While the jury is still out about whether 5G will be affordable, the idea of using VR and AR away from wi-fi access changes the ballgame. AR can already be used in live, outdoor environments but its speed will be improved. 5G will allow for better VR experiences with fewer latency issues too.
The release of untethered headsets has also been important, and means that VR hardware is now closer than ever to being more commonly adopted in the everyday home. And if you’re not excited about untethered headsets, then surely Tesla’s release of the Teslasuit must excite. This is a full body enclosed device that mirrors human interactions, meaning VR experiences will become more real than ever.
VR has been picking up pace in creating innovative solutions to design problems, especially as a prototyping tool. Already, VR is being used by Transurban to assist with the review process for the Westgate Tunnel Project and to allow the public to experience sections of the project.
Virtual reality appears to be lagging in the commercial stakes, whereas augmented reality is already a commercial success. Faced with diminished international travel, many believe that COVID-19 might be the watershed moment for VR for tourism marketing. If the time has finally come for commercial use of VR technologies, creatives will need to find ways to build and enhance user experiences that lean into gaming experiences.

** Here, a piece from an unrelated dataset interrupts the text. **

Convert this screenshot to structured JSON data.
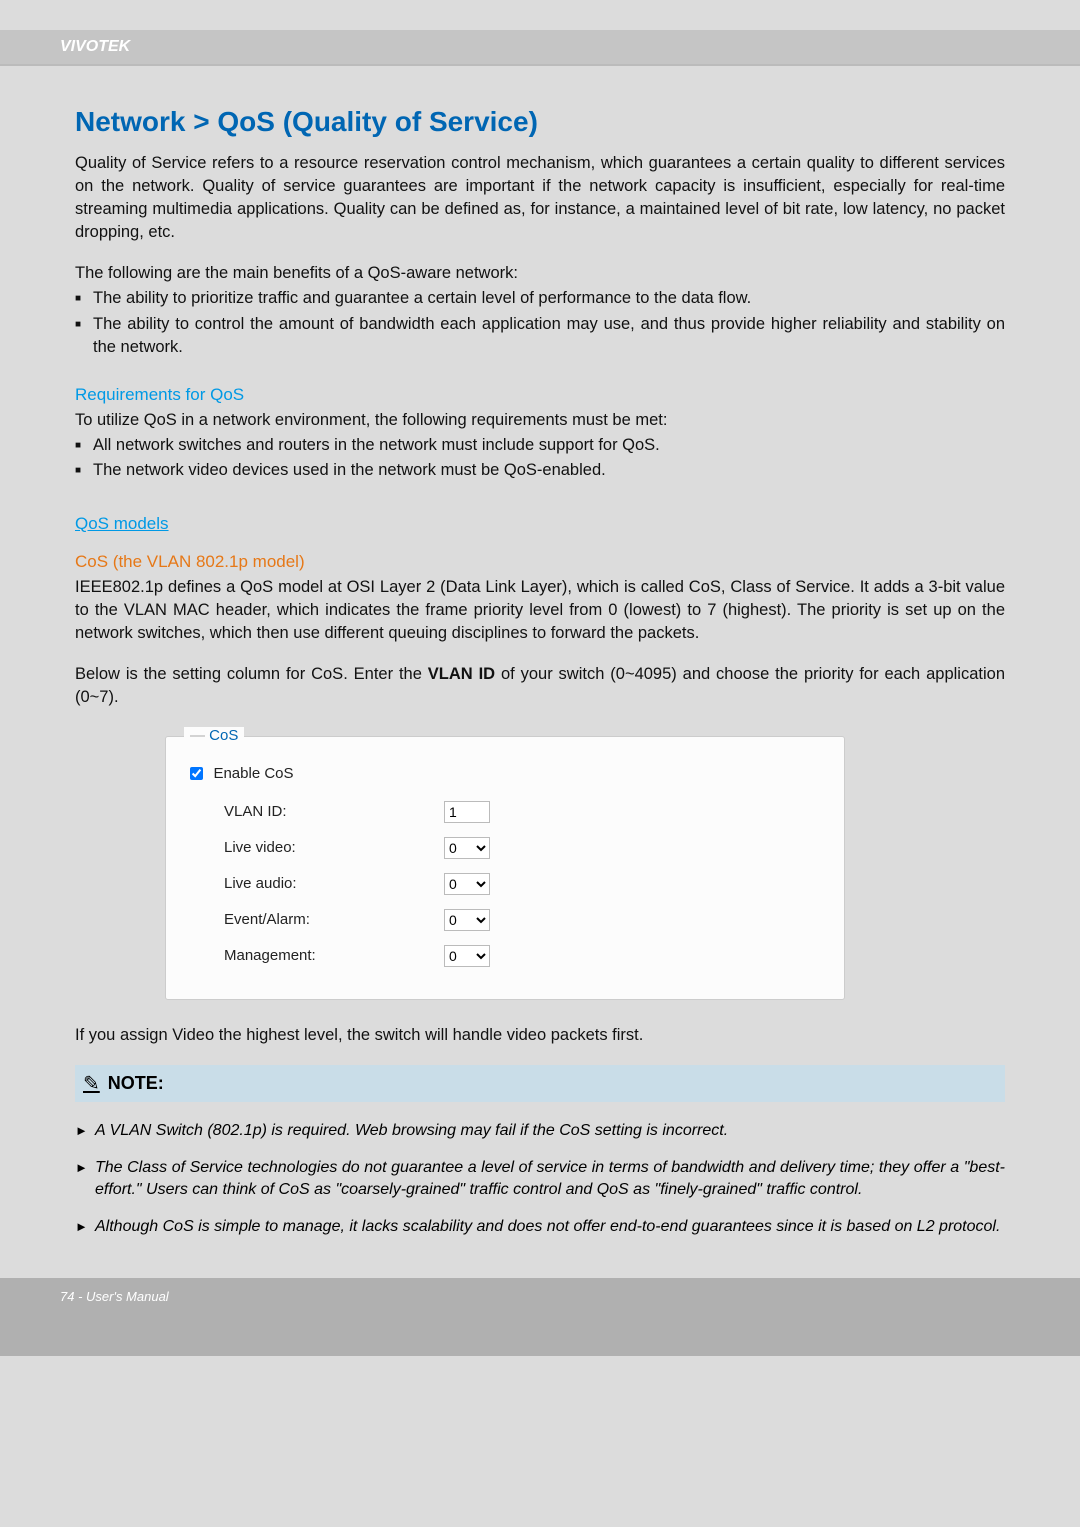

We may even begin to see the influence of VR-related haptics extend across to our other everyday experiences, for example how we interact with our devices. If you had thought VR was never going to fully come to fruition, 2021 will demonstrate that you were wrong.
The wrap up
Predictions are not always easy to deliver, and never more so than now. But the world doesn’t stop and neither does the need for anticipating the next big thing. These design trends of 2021 may not pan out but they could provide inspiration for your own work. We can’t wait to embrace 2021 the design trends of the year.